Vasectomy Reversals May Raise Birth Defect Risk
Early study shows more chromosomal abnormalities in sperm after these procedures
WEDNESDAY, June 21, 2006 (HealthDay News) -- Men who undergo vasectomy reversal may be at significantly higher risk of producing abnormal sperm and possibly even causing birth defects in children, a new study suggests.
Researchers at Chulalongkorn University, Bangkok, Thailand, studied men who had undergone a procedure -- such as a vasectomy -- that caused sperm to be produced but kept separate from their semen.
Studying their ejaculatory fluid, the researchers noted that these men had significantly higher rates of abnormal chromosomes than men who had not undergone such a procedure.
Specifically, these patients showed higher rates of a condition called chromosomal aneuploidy, in which atypical numbers of chromosomes or sets of chromosomes appear within a cell's nucleus. They also showed higher rates of diploidy, meaning that two sets -- rather than the one that normally appears -- of chromosomes appear in the nuclei of sex cells.
"The rate of abnormality was about 10 times higher than the aneuploidy and diploidy rate in normal fertile men," researcher Nares Sukchareon, from the university's Department of Obstetrics and Gynecology, said in a prepared statement. "This raised a lot of questions, so we decided to study the rates of these abnormalities in ejaculated sperm after vasectomy reversal. If these sperm continued to have a high rate of aneuploidy and diploidy, we would know that obstruction by vasectomy must affect spermatogenesis in the longer term."

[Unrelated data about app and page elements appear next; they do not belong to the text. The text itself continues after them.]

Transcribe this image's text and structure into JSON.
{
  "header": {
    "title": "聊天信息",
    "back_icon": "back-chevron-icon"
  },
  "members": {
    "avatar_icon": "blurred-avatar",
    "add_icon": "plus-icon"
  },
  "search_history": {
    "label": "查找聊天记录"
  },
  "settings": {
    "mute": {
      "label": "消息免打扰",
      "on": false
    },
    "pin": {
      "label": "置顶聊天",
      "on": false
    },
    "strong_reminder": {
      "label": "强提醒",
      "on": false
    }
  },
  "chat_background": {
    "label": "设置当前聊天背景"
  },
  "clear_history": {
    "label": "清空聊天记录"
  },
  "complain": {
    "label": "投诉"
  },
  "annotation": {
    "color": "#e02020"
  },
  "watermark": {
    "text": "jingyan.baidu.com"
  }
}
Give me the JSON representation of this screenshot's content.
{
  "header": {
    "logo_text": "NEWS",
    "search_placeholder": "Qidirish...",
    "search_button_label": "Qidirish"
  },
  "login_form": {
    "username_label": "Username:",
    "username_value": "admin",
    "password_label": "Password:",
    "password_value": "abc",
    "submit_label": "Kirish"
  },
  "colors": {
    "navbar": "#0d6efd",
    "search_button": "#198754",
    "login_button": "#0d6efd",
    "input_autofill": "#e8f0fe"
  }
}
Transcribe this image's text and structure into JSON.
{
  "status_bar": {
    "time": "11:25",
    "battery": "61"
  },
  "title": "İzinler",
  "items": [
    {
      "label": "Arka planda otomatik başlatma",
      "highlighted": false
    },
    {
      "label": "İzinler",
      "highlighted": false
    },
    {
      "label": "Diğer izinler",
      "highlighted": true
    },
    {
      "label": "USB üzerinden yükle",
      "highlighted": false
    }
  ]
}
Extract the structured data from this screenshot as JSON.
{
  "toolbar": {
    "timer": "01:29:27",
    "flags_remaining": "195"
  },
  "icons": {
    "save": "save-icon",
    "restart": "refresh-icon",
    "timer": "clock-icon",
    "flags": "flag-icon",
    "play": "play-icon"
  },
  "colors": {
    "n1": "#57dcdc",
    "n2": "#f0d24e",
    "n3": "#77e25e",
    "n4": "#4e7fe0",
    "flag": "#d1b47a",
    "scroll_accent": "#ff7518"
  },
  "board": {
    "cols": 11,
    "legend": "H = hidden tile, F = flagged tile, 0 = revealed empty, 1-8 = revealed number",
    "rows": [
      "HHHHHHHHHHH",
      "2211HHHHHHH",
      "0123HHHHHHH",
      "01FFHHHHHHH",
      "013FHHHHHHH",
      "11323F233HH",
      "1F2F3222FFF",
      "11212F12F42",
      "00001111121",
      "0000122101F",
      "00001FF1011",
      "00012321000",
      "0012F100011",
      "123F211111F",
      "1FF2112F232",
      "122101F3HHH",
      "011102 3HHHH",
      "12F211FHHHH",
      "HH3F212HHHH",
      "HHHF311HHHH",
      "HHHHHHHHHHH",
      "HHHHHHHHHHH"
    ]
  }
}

The researchers even noted a discrepancy in abnormalities in the sperm and the time lapsed since the vasectomy reversal was completed, and the amount of time the vasectomy was in place.

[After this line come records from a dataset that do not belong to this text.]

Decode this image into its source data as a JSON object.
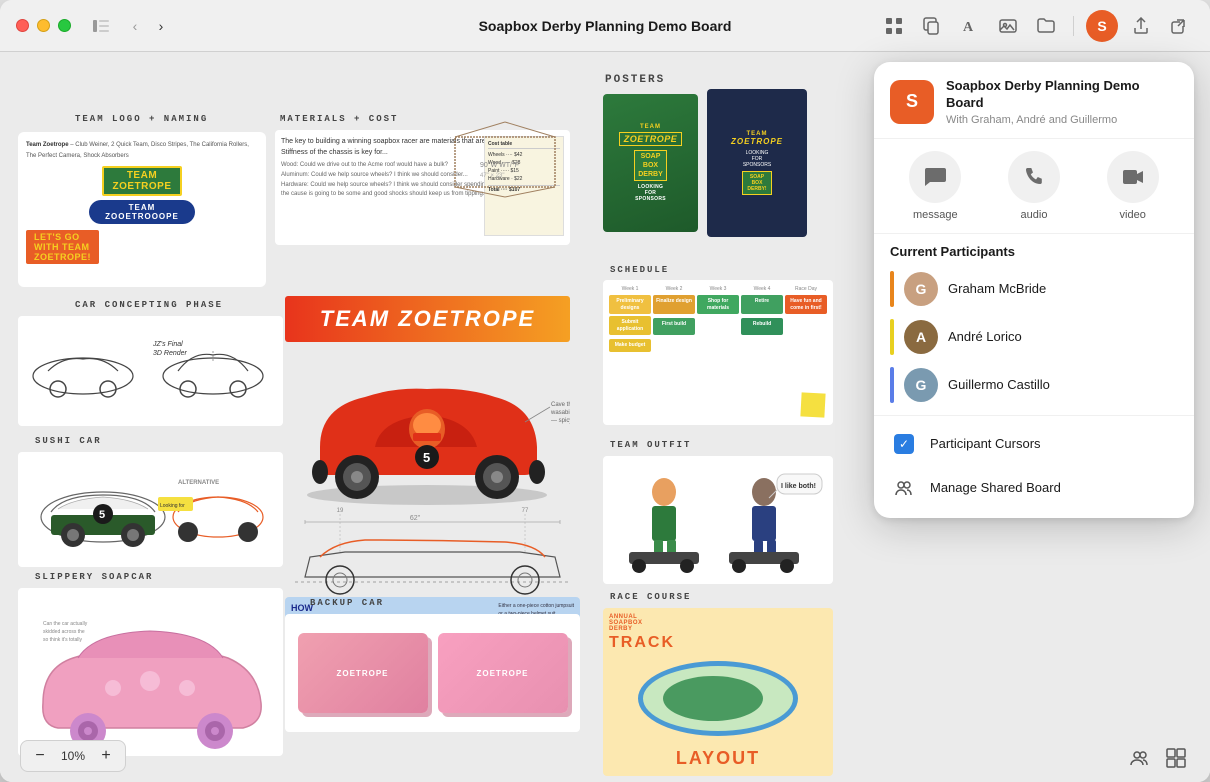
{
  "window": {
    "title": "Soapbox Derby Planning Demo Board"
  },
  "titlebar": {
    "title": "Soapbox Derby Planning Demo Board",
    "nav_back": "‹",
    "nav_forward": "›",
    "tools": {
      "grid_icon": "⊞",
      "copy_icon": "⧉",
      "text_icon": "A",
      "image_icon": "⬜",
      "folder_icon": "📁",
      "share_icon": "↑",
      "external_icon": "⬡"
    }
  },
  "zoom": {
    "minus_label": "−",
    "value": "10%",
    "plus_label": "+"
  },
  "board": {
    "sections": {
      "posters": "POSTERS",
      "materials": "MATERIALS + COST",
      "team_logo": "TEAM LOGO + NAMING",
      "car_concepting": "CAR CONCEPTING PHASE",
      "schedule": "SCHEDULE",
      "team_outfit": "TEAM OUTFIT",
      "sushi_car": "SUSHI CAR",
      "slippery_car": "SLIPPERY SOAPCAR",
      "backup_car": "BACKUP CAR",
      "race_course": "RACE COURSE",
      "big_banner": "TEAM ZOETROPE"
    },
    "team_names": [
      "Team Zoetrope",
      "Zoetrooope"
    ],
    "schedule_weeks": [
      "Week 1",
      "Week 2",
      "Week 3",
      "Week 4",
      "Race Day"
    ],
    "schedule_items": [
      {
        "label": "Preliminary designs",
        "color": "#e8aa35"
      },
      {
        "label": "Finalize design",
        "color": "#e8aa35"
      },
      {
        "label": "Shop for materials",
        "color": "#3a9a4a"
      },
      {
        "label": "Retire",
        "color": "#3a9a4a"
      },
      {
        "label": "Have fun and come in first!",
        "color": "#e85d26"
      },
      {
        "label": "Submit application",
        "color": "#e8aa35"
      },
      {
        "label": "First build",
        "color": "#3a9a4a"
      },
      {
        "label": "Rebuild",
        "color": "#3a9a4a"
      },
      {
        "label": "Make budget",
        "color": "#e8aa35"
      }
    ]
  },
  "popup": {
    "logo_letter": "S",
    "title": "Soapbox Derby Planning Demo Board",
    "subtitle": "With Graham, André and Guillermo",
    "actions": [
      {
        "id": "message",
        "label": "message",
        "icon": "💬"
      },
      {
        "id": "audio",
        "label": "audio",
        "icon": "📞"
      },
      {
        "id": "video",
        "label": "video",
        "icon": "📹"
      }
    ],
    "section_title": "Current Participants",
    "participants": [
      {
        "name": "Graham McBride",
        "indicator_color": "#e8851c",
        "avatar_color": "#c8a080",
        "initials": "G"
      },
      {
        "name": "André Lorico",
        "indicator_color": "#e8d020",
        "avatar_color": "#8a6a40",
        "initials": "A"
      },
      {
        "name": "Guillermo Castillo",
        "indicator_color": "#5a7de8",
        "avatar_color": "#7a9ab0",
        "initials": "G"
      }
    ],
    "options": [
      {
        "id": "participant-cursors",
        "label": "Participant Cursors",
        "type": "checkbox",
        "checked": true
      },
      {
        "id": "manage-shared-board",
        "label": "Manage Shared Board",
        "type": "icon",
        "icon": "👥"
      }
    ]
  }
}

"This study raises a lot of questions. Is the abnormal spermatogenesis reversible, and if so, how long will it take before things get back to normal?" Sukchareon asked. He also questioned whether or not children born to such fathers would have abnormalities themselves.

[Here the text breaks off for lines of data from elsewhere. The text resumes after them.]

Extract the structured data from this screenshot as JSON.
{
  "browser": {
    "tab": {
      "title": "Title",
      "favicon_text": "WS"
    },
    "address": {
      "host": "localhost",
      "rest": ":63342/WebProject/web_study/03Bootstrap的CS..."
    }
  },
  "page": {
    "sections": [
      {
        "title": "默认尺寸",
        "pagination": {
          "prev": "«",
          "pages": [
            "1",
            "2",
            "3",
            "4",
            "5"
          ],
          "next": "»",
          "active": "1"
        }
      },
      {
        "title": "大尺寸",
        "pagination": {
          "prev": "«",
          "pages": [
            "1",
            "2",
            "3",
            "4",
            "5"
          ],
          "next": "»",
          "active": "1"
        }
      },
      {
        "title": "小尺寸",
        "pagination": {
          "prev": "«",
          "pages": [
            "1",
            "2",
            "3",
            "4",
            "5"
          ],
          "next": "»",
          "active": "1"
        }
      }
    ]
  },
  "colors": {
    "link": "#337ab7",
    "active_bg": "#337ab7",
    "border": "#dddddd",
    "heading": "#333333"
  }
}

Although Sukchereon concluded that the results from this study may not mean that babies born to men who have undergone vasectomy reversals will have birth defects, "this is still uncertain, and until we know more, it would probably be safer to freeze ejaculated sperm before vasectomy. We need a lot more evidence and research on this issue before we can be certain of avoiding the dangers," Sukchareon added.
As a follow-up to this study, which was expected to be presented at this week's European Society of Human Reproduction and Embryology meeting in Prague, Czech Republic, the team is also already preparing the next step of the research.
"We are collecting sperm during vasectomy reversal operations and will compare the aneuploidy rate of these and of the sperm we will collect each month in the future from the same men," Sukchareon continued. "This will help us understand what the dangers are. But, in the meantime, I think that doctors need to be very aware of the possibility that babies born after vasectomy reversal may have problems."
Head to Planned Parenthood to find out more about vasectomies.